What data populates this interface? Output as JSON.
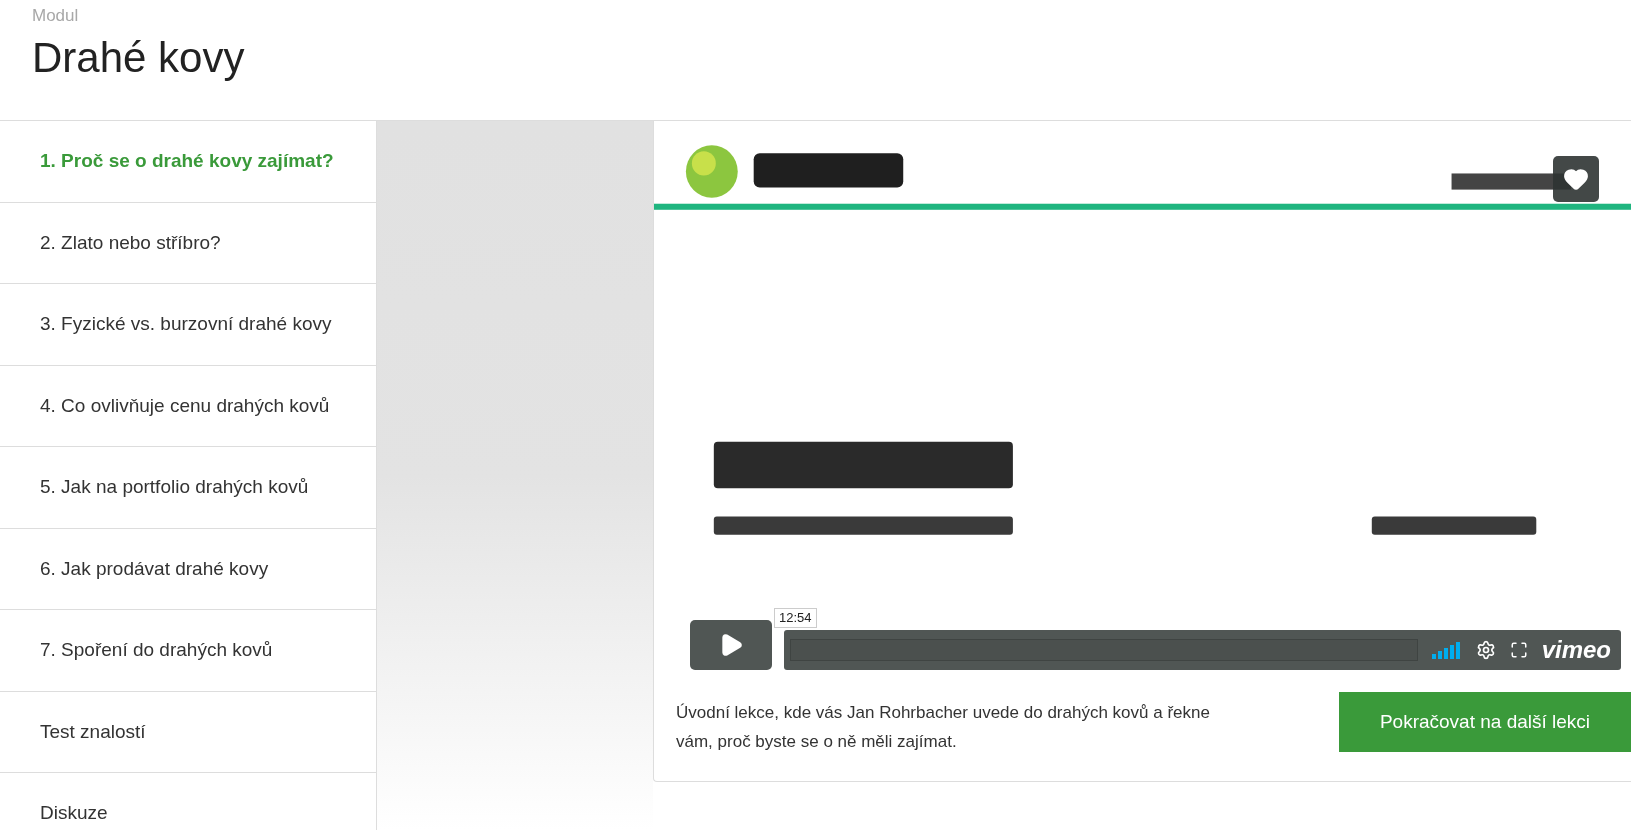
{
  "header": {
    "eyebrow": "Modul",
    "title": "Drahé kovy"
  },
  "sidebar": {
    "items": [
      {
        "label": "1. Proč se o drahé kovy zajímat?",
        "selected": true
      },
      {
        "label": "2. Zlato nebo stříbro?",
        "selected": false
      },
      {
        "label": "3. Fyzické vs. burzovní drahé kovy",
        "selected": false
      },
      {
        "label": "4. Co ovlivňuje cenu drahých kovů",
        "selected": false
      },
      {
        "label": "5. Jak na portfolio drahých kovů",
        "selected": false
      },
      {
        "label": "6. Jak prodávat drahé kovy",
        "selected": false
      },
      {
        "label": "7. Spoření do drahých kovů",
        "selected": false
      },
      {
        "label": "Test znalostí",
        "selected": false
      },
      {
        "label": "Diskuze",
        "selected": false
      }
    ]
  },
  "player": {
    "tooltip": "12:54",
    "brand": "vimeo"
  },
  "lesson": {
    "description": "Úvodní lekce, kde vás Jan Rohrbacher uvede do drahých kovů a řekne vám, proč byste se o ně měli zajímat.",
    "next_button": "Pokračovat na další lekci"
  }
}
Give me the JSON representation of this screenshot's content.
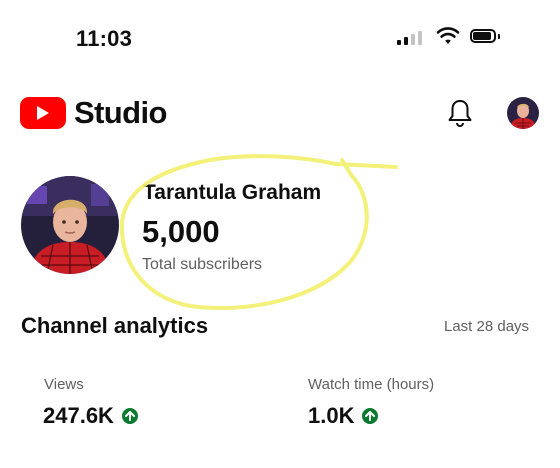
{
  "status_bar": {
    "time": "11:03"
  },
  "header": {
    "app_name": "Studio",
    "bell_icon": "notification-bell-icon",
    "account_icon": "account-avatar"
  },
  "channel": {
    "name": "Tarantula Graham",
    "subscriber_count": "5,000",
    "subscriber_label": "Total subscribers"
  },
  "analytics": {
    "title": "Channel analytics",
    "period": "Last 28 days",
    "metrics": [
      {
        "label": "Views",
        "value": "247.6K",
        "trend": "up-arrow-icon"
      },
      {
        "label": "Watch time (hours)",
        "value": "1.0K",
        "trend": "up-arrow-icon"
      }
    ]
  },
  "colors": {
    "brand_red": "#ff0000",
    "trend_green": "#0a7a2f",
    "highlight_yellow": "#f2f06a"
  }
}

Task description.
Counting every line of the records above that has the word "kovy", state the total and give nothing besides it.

Your response.
4